By tradition, a newly inaugurated president of the United States is escorted to the White House with a parade down Pennsylvania Avenue. Well, the COVID-19 pandemic severely limited the in-person procession for President Biden. Instead, we got the Parade Across America, a made-for-TV event with dancers, drum lines, singers and athletes from across the country, a lot like the virtual Democratic National Convention. NPR national political correspondent Don Gonyea joins us from in front of the real White House.

Hi, Don.


SHAPIRO: All right, tell us what you've seen today.

GONYEA: OK, so I did actually see kind of the real part of the parade, an actual parade, which was about a block and a half long. After the visit to Arlington Cemetery by the new president, vice president and former presidents, they had a military escort back over here to 15th Street, right around the corner from the White House, and then made the quick turn on to Pennsylvania Avenue. And we had military fife and drum corps. We had all kinds of ceremonial military escorts in formation. We did have two spectacular drum lines, the University of Delaware marching band drum line - that's President Biden's alma mater - and from Washington, D.C., the Howard University drum line. So they both...

SHAPIRO: Kamala Harris's alma mater.

GONYEA: Kamala Harris's alma mater. Absolutely. So they escorted their respective alums. Along Pennsylvania Avenue, the president and the vice president each walked that block from Treasury to the White House. And, Ari, then they made the turn, and they entered the White House complex through that northwest gate, the one we would always use as reporters going there...
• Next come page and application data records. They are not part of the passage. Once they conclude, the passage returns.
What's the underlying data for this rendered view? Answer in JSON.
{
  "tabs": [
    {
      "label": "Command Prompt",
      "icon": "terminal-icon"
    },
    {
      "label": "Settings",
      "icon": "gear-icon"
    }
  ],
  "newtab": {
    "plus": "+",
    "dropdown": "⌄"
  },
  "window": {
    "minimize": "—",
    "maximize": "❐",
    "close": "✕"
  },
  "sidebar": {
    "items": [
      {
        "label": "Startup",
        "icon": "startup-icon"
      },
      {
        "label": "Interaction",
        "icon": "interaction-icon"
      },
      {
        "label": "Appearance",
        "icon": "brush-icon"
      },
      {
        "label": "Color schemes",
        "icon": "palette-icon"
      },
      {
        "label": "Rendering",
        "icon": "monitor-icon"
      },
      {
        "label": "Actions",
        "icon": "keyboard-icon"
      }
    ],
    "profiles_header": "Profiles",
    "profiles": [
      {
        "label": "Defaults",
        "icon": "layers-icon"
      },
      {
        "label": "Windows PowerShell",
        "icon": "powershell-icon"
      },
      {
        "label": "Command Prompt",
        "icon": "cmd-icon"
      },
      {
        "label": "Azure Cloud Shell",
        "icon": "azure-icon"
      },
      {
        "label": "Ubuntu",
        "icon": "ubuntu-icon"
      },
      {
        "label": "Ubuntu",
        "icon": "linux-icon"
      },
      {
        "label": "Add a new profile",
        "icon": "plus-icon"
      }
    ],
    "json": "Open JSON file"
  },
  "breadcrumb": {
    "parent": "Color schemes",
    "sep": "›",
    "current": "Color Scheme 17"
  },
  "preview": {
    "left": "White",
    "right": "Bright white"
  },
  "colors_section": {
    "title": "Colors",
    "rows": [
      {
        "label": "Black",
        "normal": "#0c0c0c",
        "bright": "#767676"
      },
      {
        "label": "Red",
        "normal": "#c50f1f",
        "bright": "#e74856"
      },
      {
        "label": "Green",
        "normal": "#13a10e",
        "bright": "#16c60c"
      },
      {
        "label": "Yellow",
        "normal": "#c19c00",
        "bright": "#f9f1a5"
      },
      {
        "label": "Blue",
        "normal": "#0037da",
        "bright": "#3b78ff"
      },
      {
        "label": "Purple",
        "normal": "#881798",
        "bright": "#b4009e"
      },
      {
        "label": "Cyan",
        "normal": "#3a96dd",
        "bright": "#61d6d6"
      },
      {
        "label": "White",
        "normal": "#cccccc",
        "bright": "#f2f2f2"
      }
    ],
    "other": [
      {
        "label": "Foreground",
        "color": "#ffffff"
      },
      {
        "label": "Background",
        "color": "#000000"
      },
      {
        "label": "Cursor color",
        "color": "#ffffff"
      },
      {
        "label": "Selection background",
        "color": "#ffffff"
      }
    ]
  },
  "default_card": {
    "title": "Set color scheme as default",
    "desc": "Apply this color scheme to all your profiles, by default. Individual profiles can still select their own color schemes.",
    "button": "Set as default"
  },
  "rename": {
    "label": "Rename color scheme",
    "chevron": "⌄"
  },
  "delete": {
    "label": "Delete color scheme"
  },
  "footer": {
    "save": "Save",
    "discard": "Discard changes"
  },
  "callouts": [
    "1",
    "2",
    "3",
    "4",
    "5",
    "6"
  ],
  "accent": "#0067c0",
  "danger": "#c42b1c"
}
GONYEA: ...Walked up the long driveway, and then just as the president and first lady got toward the front of the mansion, a military brass ensemble played "Hail To The Chief" to welcome him to the White House and in they went, into the front door.

SHAPIRO: A short walk but powerful symbolism. Speaking of symbolism, tell us about that visit to Arlington National Cemetery that you mentioned...

GONYEA: You know...

SHAPIRO: ...The new president, vice president and some of his predecessors made together.

GONYEA: That's right. Presidents Obama, Bush, Clinton, with their first ladies, were all there. It was a bipartisan show at, you know, one of the most somber and powerful places in all of America, the Tomb of the Unknown Soldiers. A wreath was laid. A bugler played "Taps." It was brief. It was 20 minutes. But it really did stand out, a powerful moment in this very atypical day.

SHAPIRO: That's NPR's Don Gonyea on this Inauguration Day, speaking with us from in front of the White House.

Good to talk to you, Don.

GONYEA: And to you. Thanks. Transcript provided by NPR, Copyright NPR.

You're most likely to find NPR's Don Gonyea on the road, in some battleground state looking for voters to sit with him at the local lunch spot, the VFW or union hall, at a campaign rally, or at their kitchen tables to tell him what's on their minds. Through countless such conversations over the course of the year, he gets a ground-level view of American elections. Gonyea is NPR's National Political Correspondent, a position he has held since 2010. His reports can be heard on all NPR News programs and at To hear his sound-rich stories is akin to riding in the passenger seat of his rental car, traveling through Iowa or South Carolina or Michigan or wherever, right along with him.